Improving Tree Health Where It All Begins
Written by: By Keith Glaznap, Certified Arborist WI-0678A
As human beings we tend to be curious. Our society continuously gathers information about many different subjects. While we increase our knowledge of these subjects our understanding of them improves. When our understanding of a given subject improves enough, we may experience a break-through. The tree care industry is no exception to this process. The past 50 years have been nothing short of revolutionary in the tree care industry.
Regarding tree health, the condition of the soil and roots under each tree are critical to tree health. Research tells us that a healthy tree has as much biomass underground as it has above ground. This information was radical at the time of its discovery. Since then, our advancements in tree care relative to root health and management of soil as it relates to tree health have grown exponentially.
One such advancement for tree root health that university studies continue to encourage is “air-tilling”. This process can significantly help to improve tree root development and tree health by reducing soil compaction. This revelation considers the sensitive biology of tree roots as well as the soil conditions that are most favorable for root development and function.
The actual process involves using compressed air to “till” the upper 6-8 inches of soil to avoid damaging tree root tissue. It is recommended to till anywhere from 25% to 100% of the “critical root zone”. The critical root zone is the area residing under the drip line of a given tree. This area is where a large majority of feeder roots are found and thus is considered “critical” for the survival of a tree.
Air-tilling helps to reduce soil compaction while also improving soil structure, water retention, and soil microbial activity. Air-tilling is the most dynamic way to treat a tree with root and/or soil related stress.
In addition to the benefits of air-tilling, compost and mulch are also incorporated into the process. Soil amendments are mixed into the freshly tilled soil to help improve microbial activity, soil structure, and increase organic matter. After that a layer of hardwood mulch is applied as a top dressing. The mulch will help to buffer soil against temperature extremes, retain soil moisture, protect against soil compaction, and nurture the microbial activity.
While air tilling may give a stressed tree its best chance to stabilize it can also help to improve the health of an important tree on your property that still may be looking healthy. Most urban soils are compacted, deficient in beneficial microbial activity, and contain minimal or no organic matter. This means that even healthy-looking trees are often under stress. As always, it will be important to assess each tree and each situation to help determine the best course of action for your tree. Your arborist and the new Wachtel Tree Science soil lab are ready to assist you with your tree care needs.

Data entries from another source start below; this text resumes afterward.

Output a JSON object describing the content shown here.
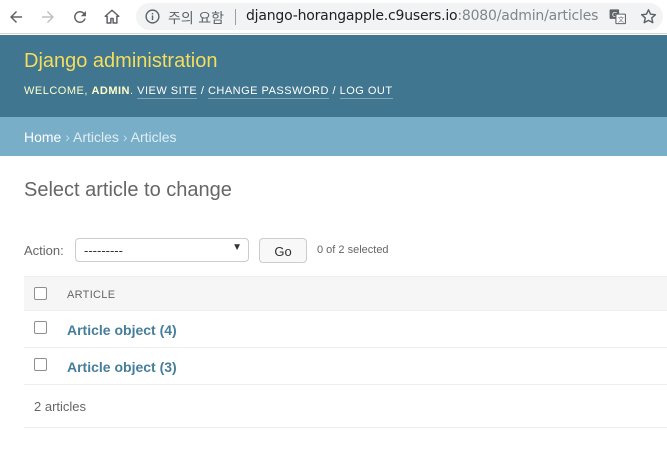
{
  "browser": {
    "security_warning": "주의 요함",
    "url_host": "django-horangapple.c9users.io",
    "url_rest": ":8080/admin/articles/a..."
  },
  "header": {
    "branding": "Django administration",
    "welcome": "WELCOME, ",
    "username": "ADMIN",
    "view_site": "VIEW SITE",
    "change_password": "CHANGE PASSWORD",
    "log_out": "LOG OUT",
    "slash": " / "
  },
  "breadcrumbs": {
    "home": "Home",
    "app": "Articles",
    "model": "Articles",
    "sep": " › "
  },
  "content": {
    "title": "Select article to change"
  },
  "actions": {
    "label": "Action:",
    "selected_option": "---------",
    "go": "Go",
    "selected_count": "0 of 2 selected"
  },
  "table": {
    "column": "ARTICLE",
    "rows": [
      {
        "label": "Article object (4)"
      },
      {
        "label": "Article object (3)"
      }
    ]
  },
  "paginator": {
    "text": "2 articles"
  }
}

If you have a stressed or important tree on your property contact your Wachtel Tree Science certified arborist for an assessment today. Air-tilling might be a critical step that can be taken to help improve the health of your favorite tree!